Assignment
Here are some records. Print all of them exactly.

** Opening Material for this exercise block **

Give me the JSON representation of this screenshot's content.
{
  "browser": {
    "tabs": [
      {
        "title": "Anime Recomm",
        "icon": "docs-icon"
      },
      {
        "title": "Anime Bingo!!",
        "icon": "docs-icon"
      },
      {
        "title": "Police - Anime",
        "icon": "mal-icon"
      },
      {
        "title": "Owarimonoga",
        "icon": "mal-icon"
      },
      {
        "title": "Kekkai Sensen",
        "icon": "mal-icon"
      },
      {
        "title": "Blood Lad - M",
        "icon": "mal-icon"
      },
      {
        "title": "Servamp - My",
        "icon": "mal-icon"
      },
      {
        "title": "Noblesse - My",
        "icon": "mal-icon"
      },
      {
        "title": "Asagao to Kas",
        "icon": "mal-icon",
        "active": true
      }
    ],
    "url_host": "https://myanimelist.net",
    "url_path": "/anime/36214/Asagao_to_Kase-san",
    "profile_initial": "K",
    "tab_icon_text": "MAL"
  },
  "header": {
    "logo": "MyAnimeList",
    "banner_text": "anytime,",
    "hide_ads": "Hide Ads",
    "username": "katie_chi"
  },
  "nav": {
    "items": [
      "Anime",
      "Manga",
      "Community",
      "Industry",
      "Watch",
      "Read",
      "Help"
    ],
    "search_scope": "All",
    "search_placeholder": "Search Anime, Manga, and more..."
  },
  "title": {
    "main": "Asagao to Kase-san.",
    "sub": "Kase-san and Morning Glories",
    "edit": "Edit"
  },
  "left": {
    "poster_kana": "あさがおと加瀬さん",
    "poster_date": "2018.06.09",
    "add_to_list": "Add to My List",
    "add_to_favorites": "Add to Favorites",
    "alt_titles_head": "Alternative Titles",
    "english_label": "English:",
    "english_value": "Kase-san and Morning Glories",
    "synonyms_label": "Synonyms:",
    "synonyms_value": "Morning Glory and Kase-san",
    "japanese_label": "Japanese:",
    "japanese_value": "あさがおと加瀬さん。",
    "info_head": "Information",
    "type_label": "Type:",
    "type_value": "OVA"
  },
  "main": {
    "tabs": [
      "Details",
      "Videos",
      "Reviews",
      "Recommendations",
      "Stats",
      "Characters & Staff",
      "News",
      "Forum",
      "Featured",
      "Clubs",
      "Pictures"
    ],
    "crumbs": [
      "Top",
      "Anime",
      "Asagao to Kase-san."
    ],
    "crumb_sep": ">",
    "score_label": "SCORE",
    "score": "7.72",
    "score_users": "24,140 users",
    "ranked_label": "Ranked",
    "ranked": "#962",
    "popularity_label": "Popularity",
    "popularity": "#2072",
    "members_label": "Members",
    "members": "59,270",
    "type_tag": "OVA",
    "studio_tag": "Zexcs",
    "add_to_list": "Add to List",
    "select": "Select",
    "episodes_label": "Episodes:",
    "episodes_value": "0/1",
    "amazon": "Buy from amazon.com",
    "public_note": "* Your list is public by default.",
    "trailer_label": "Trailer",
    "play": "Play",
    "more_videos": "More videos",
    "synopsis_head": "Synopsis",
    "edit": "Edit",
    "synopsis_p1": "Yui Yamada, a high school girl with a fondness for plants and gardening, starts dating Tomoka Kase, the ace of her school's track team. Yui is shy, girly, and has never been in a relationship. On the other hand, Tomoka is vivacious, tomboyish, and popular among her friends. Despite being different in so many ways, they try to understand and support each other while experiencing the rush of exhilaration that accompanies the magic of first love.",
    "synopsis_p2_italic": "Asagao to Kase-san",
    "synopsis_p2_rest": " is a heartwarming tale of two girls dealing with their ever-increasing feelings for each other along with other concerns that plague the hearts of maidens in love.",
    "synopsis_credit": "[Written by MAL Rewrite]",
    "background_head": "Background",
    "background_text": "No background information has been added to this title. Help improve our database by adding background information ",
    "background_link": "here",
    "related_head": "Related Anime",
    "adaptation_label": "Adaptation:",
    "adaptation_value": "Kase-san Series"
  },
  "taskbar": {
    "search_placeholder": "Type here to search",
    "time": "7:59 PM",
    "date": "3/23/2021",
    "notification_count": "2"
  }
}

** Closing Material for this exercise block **

Task solution
Give me the JSON representation of this screenshot's content.
{
  "browser": {
    "tabs": [
      {
        "title": "Anime Recomm",
        "icon": "docs-icon"
      },
      {
        "title": "Anime Bingo!!",
        "icon": "docs-icon"
      },
      {
        "title": "Police - Anime",
        "icon": "mal-icon"
      },
      {
        "title": "Owarimonoga",
        "icon": "mal-icon"
      },
      {
        "title": "Kekkai Sensen",
        "icon": "mal-icon"
      },
      {
        "title": "Blood Lad - M",
        "icon": "mal-icon"
      },
      {
        "title": "Servamp - My",
        "icon": "mal-icon"
      },
      {
        "title": "Noblesse - My",
        "icon": "mal-icon"
      },
      {
        "title": "Asagao to Kas",
        "icon": "mal-icon",
        "active": true
      }
    ],
    "url_host": "https://myanimelist.net",
    "url_path": "/anime/36214/Asagao_to_Kase-san",
    "profile_initial": "K",
    "tab_icon_text": "MAL"
  },
  "header": {
    "logo": "MyAnimeList",
    "banner_text": "anytime,",
    "hide_ads": "Hide Ads",
    "username": "katie_chi"
  },
  "nav": {
    "items": [
      "Anime",
      "Manga",
      "Community",
      "Industry",
      "Watch",
      "Read",
      "Help"
    ],
    "search_scope": "All",
    "search_placeholder": "Search Anime, Manga, and more..."
  },
  "title": {
    "main": "Asagao to Kase-san.",
    "sub": "Kase-san and Morning Glories",
    "edit": "Edit"
  },
  "left": {
    "poster_kana": "あさがおと加瀬さん",
    "poster_date": "2018.06.09",
    "add_to_list": "Add to My List",
    "add_to_favorites": "Add to Favorites",
    "alt_titles_head": "Alternative Titles",
    "english_label": "English:",
    "english_value": "Kase-san and Morning Glories",
    "synonyms_label": "Synonyms:",
    "synonyms_value": "Morning Glory and Kase-san",
    "japanese_label": "Japanese:",
    "japanese_value": "あさがおと加瀬さん。",
    "info_head": "Information",
    "type_label": "Type:",
    "type_value": "OVA"
  },
  "main": {
    "tabs": [
      "Details",
      "Videos",
      "Reviews",
      "Recommendations",
      "Stats",
      "Characters & Staff",
      "News",
      "Forum",
      "Featured",
      "Clubs",
      "Pictures"
    ],
    "crumbs": [
      "Top",
      "Anime",
      "Asagao to Kase-san."
    ],
    "crumb_sep": ">",
    "score_label": "SCORE",
    "score": "7.72",
    "score_users": "24,140 users",
    "ranked_label": "Ranked",
    "ranked": "#962",
    "popularity_label": "Popularity",
    "popularity": "#2072",
    "members_label": "Members",
    "members": "59,270",
    "type_tag": "OVA",
    "studio_tag": "Zexcs",
    "add_to_list": "Add to List",
    "select": "Select",
    "episodes_label": "Episodes:",
    "episodes_value": "0/1",
    "amazon": "Buy from amazon.com",
    "public_note": "* Your list is public by default.",
    "trailer_label": "Trailer",
    "play": "Play",
    "more_videos": "More videos",
    "synopsis_head": "Synopsis",
    "edit": "Edit",
    "synopsis_p1": "Yui Yamada, a high school girl with a fondness for plants and gardening, starts dating Tomoka Kase, the ace of her school's track team. Yui is shy, girly, and has never been in a relationship. On the other hand, Tomoka is vivacious, tomboyish, and popular among her friends. Despite being different in so many ways, they try to understand and support each other while experiencing the rush of exhilaration that accompanies the magic of first love.",
    "synopsis_p2_italic": "Asagao to Kase-san",
    "synopsis_p2_rest": " is a heartwarming tale of two girls dealing with their ever-increasing feelings for each other along with other concerns that plague the hearts of maidens in love.",
    "synopsis_credit": "[Written by MAL Rewrite]",
    "background_head": "Background",
    "background_text": "No background information has been added to this title. Help improve our database by adding background information ",
    "background_link": "here",
    "related_head": "Related Anime",
    "adaptation_label": "Adaptation:",
    "adaptation_value": "Kase-san Series"
  },
  "taskbar": {
    "search_placeholder": "Type here to search",
    "time": "7:59 PM",
    "date": "3/23/2021",
    "notification_count": "2"
  }
}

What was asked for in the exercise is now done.